- Set your alarm to go to bed (not just to get up)
- Go from a hot environment to a cold one – a hot bath to a colder bedroom is ideal
- Take out all artificial light from your room (turn off the phone, ideally charge in another room, remove TV from the bedroom or at least cover the stand-by light, use black out curtains)
- Use blackout curtains
- Do not use your computer or phone for 1.5-2hours before bed
- Have naps if you need to in the day, but do not make them too long – 20-40 mins is ideal to prevent them from affecting your main sleep overnight
- Work your sleep pre and post sleep routines in 90 minutes sections.
For more indepth knowledge and advice on the above read the excellent and easy to understand book called ‘Sleep by Nick Littlehales’
Eat well and Hydrate

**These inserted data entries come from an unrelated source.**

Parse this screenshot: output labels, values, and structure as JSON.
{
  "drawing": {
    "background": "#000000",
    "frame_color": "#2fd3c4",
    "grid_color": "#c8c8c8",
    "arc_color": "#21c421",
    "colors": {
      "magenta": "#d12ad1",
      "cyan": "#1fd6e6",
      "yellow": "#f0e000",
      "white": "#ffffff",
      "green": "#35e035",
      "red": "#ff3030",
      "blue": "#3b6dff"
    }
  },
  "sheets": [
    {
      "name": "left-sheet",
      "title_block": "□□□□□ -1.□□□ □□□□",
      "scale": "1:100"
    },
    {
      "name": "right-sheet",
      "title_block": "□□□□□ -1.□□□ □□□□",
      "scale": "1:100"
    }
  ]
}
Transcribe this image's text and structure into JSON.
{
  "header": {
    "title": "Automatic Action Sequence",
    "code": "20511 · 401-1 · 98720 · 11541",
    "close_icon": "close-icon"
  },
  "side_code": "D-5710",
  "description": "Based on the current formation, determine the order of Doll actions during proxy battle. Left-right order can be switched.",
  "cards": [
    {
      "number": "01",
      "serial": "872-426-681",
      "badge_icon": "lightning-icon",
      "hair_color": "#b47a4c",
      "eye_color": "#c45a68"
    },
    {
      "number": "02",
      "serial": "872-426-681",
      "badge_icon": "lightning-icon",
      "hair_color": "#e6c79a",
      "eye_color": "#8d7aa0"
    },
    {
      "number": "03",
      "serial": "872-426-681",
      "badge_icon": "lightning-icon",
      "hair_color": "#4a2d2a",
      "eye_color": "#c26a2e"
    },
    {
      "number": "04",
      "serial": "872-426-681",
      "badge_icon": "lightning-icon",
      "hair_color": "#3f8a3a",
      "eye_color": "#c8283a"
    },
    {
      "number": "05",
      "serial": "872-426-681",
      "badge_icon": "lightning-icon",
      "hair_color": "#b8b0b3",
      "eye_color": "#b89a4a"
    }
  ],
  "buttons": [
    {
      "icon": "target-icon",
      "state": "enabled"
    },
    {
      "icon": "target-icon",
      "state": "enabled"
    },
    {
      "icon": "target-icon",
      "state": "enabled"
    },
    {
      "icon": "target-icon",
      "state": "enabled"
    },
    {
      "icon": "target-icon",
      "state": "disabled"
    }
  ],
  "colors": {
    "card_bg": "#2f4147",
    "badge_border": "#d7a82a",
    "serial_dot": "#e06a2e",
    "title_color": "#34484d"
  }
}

I won’t ram home the obvious here but try to drink water regularly through the day. Monitor this by using the same water bottle every day so that you can see what you drink not just endless cups of tea that you will find it hard to monitor. Eat healthy, non-processed foods balanced through the day to stop any highs and lows in blood glucose levels. It will be worth if you are suffering from fatigue to get a blood test from your GP to determine if you are low in anything e.g. iron that can be addressed in your diet or by supplements.
I hope some of these tips help. Go away and do a plan for your week, include work commitments, household commitments and sleep. Discuss this with your boss so they understand what you are doing and drive home the point of faster recovery if you are allowed to do this. Acknowledge your deeper stress factors and any anxieties you may have regarding your situation without letting them control you. Pace, Eat and Sleep. Monitor your week and change it accordingly until you find a level that you can start from. Take complete rest if you need to. Remember think months not weeks for a faster recovery.